Category: Shanghai

  • Qipao

    When I was writing The Dancing Girl and the Turtle, I thought I knew the difference between a qipao and a cheongsam. Both, to be sure, were dresses for women. But in my mind, the former was figure-hugging while the latter was loose. I wanted to use that distinction to show how my main character…

  • Fish

    One of the best things about being in California is loading up on food. Chinese food, of course: dim sum and xiaolongbao, Chengdu hot pot and Peking duck. Plus plenty of home-cooked steamed fish. Then there’s the food for thought that comes with being at home with Mom and Dad. All these years, I’ve been…

  • All That Jazz

    My father has many gifts but dancing is not one of them. My mother taught me to dance: the two step, the waltz, the cha cha cha. She played the jazz tunes of Glenn Miller and Benny Goodman. We danced in the living room. She wore house slippers; I was in bare feet. She led,…

  • Korea

    In high school, I took a history class called China, Japan and Korea. Or maybe that was the title of our textbook. The salient details have escaped me. I had forgotten how close these countries are and how long their history of meddling in each other’s affairs. two korea’s In a recent interview by the Financial…

  • Amah

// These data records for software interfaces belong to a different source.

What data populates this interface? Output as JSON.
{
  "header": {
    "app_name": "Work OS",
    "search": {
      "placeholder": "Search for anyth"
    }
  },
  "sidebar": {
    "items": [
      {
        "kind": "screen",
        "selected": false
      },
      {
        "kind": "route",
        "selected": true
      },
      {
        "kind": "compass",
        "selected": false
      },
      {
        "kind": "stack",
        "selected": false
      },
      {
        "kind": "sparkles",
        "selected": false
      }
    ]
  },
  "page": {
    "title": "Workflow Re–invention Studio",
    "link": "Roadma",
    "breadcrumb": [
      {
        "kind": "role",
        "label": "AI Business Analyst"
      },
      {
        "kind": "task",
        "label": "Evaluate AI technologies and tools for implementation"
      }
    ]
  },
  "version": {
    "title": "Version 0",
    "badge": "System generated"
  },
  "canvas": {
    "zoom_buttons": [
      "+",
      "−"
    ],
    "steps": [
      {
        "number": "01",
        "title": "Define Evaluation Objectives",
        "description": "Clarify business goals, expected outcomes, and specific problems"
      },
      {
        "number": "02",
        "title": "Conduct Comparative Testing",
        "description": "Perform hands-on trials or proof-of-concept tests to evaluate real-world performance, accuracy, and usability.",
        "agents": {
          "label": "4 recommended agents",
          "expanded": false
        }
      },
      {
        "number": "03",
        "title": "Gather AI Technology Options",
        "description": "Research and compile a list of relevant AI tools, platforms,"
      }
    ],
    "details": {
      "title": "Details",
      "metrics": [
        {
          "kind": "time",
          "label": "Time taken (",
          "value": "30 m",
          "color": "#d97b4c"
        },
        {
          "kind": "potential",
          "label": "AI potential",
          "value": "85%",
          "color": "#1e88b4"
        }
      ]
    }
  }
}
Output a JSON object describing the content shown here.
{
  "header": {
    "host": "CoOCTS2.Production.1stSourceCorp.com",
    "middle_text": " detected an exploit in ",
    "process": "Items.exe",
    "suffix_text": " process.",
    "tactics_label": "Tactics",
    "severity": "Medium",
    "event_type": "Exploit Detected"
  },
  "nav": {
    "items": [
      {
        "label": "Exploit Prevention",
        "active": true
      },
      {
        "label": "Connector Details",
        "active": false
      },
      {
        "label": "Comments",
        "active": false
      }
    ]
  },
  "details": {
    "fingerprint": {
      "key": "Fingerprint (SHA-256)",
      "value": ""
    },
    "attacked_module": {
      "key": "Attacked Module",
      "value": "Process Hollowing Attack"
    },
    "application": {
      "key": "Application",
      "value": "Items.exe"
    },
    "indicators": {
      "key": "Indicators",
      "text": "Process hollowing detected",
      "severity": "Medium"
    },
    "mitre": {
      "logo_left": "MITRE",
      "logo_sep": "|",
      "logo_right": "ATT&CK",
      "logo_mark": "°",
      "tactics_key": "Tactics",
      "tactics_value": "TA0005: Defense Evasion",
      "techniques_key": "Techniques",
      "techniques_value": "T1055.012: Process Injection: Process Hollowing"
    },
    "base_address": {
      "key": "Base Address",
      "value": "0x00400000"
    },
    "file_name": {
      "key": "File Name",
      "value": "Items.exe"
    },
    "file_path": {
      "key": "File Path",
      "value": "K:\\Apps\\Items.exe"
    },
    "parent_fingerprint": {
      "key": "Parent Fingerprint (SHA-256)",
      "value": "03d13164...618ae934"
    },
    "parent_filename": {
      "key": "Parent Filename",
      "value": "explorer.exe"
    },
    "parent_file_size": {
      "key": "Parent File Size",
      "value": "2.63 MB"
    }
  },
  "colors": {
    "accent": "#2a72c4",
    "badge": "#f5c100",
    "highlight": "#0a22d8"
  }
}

    Nian is a servant in my novel, The Dancing Girl and the Turtle. She’s new to the Song household, the lowest in rank among the servants. Song Anyi arrives at the family home – more dead than alive following a vicious rape – and Nian becomes her amah. I never had an amah although both my…

  • Old House

    My father called it the Old House. Every week he would go there to visit his grandparents. My father described the Old House as a mixed-up design. It had a courtyard and a main hall like a proper Chinese house, but also two stories. The first time I visited Shanghai in 1984, Grandaunt Ta-An was still…

  • A Death in the Family

    Last month, my Aunt Ruth died. She was my father’s only sister and his favorite sibling. We called her Guma (姑妈) (father’s sister), just as her children called my father jiujiu (舅舅) (mother’s brother). The Chinese are very particular about family relationships. There are words to distinguish an older brother from a younger one and…

  • War Without End

    War in China. These soldiers are headed for the Japanese front. It’s 1944 in Luzhou, a river port in Sichuan province. In the back row from right to left are my father, my Uncle Charles and my Aunt Viola’s youngest brother. My father waited to enlist until he had graduated from university. By then, the war was…

  • A Pretty Girl

    My father once had a very pretty cousin named May. She came from his mother’s side of the family, jewelers from Wuzhen (乌镇). I’d love to see Wuzhen’s wood-crafted homes and ancient bridges, though I hear that few Chinese still inhabit the place. In my grandmother’s time, though, it was a bustling town. Her father was…

  • The House on Avenue Haig

    My father was born in 1923. His parents named him Shen Bo (申伯) which, in the local dialect means first son in Shanghai. He grew up in a house on Avenue Haig (now called Huashan Lu). This was the westernmost edge of the French Concession. foreign shanghai This is a map of Shanghai in 1929,…